* INSTRUCTIONS FOR THE TASK *
A faithful copy of the whole listing is the goal. Match it exactly.

* DATA FOR ANALYSIS *

%%

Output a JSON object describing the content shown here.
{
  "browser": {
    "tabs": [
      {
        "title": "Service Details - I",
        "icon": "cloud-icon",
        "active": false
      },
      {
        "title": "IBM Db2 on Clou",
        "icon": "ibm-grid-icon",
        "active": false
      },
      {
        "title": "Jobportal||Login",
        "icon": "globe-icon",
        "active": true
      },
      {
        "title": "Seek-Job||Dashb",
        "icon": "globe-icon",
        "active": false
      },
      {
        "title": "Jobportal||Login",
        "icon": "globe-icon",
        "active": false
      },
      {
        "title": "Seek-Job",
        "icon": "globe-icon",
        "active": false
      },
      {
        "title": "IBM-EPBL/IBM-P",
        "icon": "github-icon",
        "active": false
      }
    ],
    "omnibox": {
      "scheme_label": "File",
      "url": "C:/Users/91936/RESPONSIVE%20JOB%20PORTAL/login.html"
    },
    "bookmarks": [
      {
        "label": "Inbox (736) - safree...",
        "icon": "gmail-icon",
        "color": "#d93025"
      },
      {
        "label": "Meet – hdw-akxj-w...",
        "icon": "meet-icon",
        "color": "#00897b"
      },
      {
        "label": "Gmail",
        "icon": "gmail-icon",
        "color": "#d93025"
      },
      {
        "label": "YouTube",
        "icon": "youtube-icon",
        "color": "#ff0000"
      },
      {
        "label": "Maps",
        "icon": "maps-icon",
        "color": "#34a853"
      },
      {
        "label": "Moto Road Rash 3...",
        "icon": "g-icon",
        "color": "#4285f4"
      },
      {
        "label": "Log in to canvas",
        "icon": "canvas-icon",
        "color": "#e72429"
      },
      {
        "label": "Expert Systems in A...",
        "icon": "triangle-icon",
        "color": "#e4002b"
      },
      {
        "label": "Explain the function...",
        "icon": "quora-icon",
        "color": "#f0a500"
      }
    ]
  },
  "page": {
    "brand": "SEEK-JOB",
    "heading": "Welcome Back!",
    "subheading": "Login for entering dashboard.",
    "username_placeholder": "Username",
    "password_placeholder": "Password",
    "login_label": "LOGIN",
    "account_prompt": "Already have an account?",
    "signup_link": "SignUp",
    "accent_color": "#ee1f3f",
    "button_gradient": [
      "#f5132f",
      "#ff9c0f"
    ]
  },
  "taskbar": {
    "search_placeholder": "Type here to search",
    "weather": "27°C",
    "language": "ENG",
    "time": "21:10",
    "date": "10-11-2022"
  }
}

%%

* WRITTEN ANSWER *
Output a JSON object describing the content shown here.
{
  "browser": {
    "tabs": [
      {
        "title": "Service Details - I",
        "icon": "cloud-icon",
        "active": false
      },
      {
        "title": "IBM Db2 on Clou",
        "icon": "ibm-grid-icon",
        "active": false
      },
      {
        "title": "Jobportal||Login",
        "icon": "globe-icon",
        "active": true
      },
      {
        "title": "Seek-Job||Dashb",
        "icon": "globe-icon",
        "active": false
      },
      {
        "title": "Jobportal||Login",
        "icon": "globe-icon",
        "active": false
      },
      {
        "title": "Seek-Job",
        "icon": "globe-icon",
        "active": false
      },
      {
        "title": "IBM-EPBL/IBM-P",
        "icon": "github-icon",
        "active": false
      }
    ],
    "omnibox": {
      "scheme_label": "File",
      "url": "C:/Users/91936/RESPONSIVE%20JOB%20PORTAL/login.html"
    },
    "bookmarks": [
      {
        "label": "Inbox (736) - safree...",
        "icon": "gmail-icon",
        "color": "#d93025"
      },
      {
        "label": "Meet – hdw-akxj-w...",
        "icon": "meet-icon",
        "color": "#00897b"
      },
      {
        "label": "Gmail",
        "icon": "gmail-icon",
        "color": "#d93025"
      },
      {
        "label": "YouTube",
        "icon": "youtube-icon",
        "color": "#ff0000"
      },
      {
        "label": "Maps",
        "icon": "maps-icon",
        "color": "#34a853"
      },
      {
        "label": "Moto Road Rash 3...",
        "icon": "g-icon",
        "color": "#4285f4"
      },
      {
        "label": "Log in to canvas",
        "icon": "canvas-icon",
        "color": "#e72429"
      },
      {
        "label": "Expert Systems in A...",
        "icon": "triangle-icon",
        "color": "#e4002b"
      },
      {
        "label": "Explain the function...",
        "icon": "quora-icon",
        "color": "#f0a500"
      }
    ]
  },
  "page": {
    "brand": "SEEK-JOB",
    "heading": "Welcome Back!",
    "subheading": "Login for entering dashboard.",
    "username_placeholder": "Username",
    "password_placeholder": "Password",
    "login_label": "LOGIN",
    "account_prompt": "Already have an account?",
    "signup_link": "SignUp",
    "accent_color": "#ee1f3f",
    "button_gradient": [
      "#f5132f",
      "#ff9c0f"
    ]
  },
  "taskbar": {
    "search_placeholder": "Type here to search",
    "weather": "27°C",
    "language": "ENG",
    "time": "21:10",
    "date": "10-11-2022"
  }
}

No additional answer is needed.